**YOUR GOAL**: Select, from the data, each line where "true" occurs.

**MATERIAL SHOWN**:
= Beginning of Section =

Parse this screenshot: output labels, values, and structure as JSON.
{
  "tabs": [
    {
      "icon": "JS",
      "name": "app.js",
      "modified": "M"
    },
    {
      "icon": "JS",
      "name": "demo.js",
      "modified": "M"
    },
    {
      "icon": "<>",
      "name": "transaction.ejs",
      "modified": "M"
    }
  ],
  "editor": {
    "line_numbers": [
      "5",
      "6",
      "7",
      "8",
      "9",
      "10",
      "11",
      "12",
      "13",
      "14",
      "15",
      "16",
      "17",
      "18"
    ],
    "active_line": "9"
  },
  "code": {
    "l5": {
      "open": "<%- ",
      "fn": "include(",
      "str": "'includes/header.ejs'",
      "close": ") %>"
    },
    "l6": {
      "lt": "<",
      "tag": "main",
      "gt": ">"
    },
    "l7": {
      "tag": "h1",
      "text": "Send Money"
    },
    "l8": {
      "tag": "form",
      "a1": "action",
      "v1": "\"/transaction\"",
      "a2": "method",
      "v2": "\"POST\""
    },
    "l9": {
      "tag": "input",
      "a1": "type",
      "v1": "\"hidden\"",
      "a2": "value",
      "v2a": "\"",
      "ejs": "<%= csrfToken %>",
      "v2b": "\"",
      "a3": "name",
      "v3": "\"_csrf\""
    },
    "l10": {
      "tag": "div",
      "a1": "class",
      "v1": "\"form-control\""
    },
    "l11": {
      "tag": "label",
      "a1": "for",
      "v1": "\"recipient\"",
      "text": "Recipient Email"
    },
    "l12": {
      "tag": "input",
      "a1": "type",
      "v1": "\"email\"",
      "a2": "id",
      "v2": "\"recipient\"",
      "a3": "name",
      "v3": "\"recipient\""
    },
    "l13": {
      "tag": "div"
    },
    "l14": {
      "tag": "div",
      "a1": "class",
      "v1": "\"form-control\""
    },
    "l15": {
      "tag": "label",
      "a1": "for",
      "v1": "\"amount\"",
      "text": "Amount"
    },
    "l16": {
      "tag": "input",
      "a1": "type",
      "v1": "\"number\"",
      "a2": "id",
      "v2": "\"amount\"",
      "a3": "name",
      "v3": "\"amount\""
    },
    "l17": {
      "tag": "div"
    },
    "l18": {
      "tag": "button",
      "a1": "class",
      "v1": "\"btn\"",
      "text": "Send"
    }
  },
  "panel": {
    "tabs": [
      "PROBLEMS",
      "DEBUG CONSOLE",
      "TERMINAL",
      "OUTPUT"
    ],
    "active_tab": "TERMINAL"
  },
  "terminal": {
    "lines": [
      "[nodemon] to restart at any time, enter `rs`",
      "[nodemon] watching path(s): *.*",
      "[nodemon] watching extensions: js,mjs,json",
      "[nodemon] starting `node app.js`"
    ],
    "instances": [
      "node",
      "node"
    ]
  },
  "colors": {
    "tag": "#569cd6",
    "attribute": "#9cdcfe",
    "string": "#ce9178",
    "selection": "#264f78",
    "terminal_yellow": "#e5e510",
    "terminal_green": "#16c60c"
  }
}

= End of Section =
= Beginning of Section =

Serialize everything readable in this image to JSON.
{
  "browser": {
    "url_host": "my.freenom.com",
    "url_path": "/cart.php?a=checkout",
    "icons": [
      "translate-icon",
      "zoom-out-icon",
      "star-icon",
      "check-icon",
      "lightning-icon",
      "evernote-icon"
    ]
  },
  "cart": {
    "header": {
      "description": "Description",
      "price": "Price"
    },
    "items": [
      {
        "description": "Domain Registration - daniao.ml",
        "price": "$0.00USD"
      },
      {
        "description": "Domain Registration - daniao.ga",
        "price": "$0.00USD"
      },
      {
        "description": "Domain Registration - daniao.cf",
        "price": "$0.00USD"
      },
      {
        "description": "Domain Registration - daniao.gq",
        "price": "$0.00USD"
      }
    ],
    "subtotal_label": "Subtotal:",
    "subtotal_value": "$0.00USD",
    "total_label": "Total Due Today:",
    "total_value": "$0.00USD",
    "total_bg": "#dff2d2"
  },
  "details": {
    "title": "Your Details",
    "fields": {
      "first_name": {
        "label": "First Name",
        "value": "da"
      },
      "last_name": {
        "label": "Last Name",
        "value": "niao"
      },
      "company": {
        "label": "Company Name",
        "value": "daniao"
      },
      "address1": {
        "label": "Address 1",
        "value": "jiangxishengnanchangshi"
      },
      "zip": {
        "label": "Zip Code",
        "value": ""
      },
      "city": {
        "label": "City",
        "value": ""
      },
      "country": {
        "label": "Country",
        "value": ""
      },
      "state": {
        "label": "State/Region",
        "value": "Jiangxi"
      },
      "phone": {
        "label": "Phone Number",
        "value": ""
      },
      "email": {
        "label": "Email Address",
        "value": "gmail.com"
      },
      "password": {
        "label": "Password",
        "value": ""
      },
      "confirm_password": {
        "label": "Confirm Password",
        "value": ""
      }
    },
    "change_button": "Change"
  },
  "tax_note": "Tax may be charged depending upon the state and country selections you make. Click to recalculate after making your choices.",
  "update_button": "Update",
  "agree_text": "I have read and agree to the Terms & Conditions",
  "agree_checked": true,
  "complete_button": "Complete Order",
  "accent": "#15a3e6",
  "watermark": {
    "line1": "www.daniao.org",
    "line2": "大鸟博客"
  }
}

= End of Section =
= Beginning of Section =

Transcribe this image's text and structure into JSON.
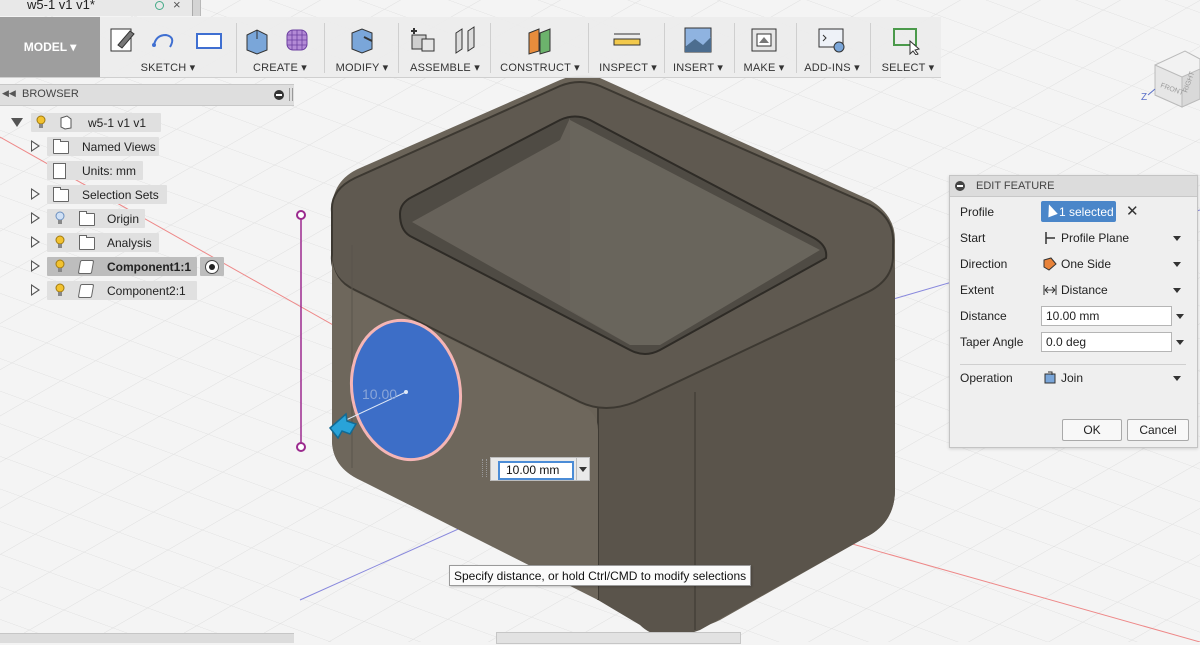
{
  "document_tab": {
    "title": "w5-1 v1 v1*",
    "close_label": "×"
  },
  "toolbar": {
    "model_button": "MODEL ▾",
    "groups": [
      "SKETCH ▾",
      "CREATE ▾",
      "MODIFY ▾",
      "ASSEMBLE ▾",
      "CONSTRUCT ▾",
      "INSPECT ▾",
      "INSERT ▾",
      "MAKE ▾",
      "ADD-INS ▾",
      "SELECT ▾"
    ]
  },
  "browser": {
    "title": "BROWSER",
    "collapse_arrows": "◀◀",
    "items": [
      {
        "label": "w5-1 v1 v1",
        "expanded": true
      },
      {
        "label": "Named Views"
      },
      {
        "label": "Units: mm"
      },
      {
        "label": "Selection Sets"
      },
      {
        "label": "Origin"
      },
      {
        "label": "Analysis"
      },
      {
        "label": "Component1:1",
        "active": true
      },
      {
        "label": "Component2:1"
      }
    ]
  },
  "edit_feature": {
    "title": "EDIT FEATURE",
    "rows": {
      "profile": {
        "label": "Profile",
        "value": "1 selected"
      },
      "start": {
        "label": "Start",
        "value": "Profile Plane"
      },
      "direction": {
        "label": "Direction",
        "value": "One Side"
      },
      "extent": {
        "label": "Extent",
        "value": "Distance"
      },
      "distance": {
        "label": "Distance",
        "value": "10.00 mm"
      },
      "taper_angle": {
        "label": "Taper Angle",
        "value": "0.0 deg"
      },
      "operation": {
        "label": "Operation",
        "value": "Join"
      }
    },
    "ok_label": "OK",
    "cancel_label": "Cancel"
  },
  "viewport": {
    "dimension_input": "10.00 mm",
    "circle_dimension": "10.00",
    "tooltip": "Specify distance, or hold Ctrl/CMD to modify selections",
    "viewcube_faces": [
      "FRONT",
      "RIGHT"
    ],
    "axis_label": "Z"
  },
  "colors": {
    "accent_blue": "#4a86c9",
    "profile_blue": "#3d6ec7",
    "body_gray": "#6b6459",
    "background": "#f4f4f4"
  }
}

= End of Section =

**SOLUTION TO THE PROBLEM**:
  "agree_checked": true,
        "expanded": true
        "active": true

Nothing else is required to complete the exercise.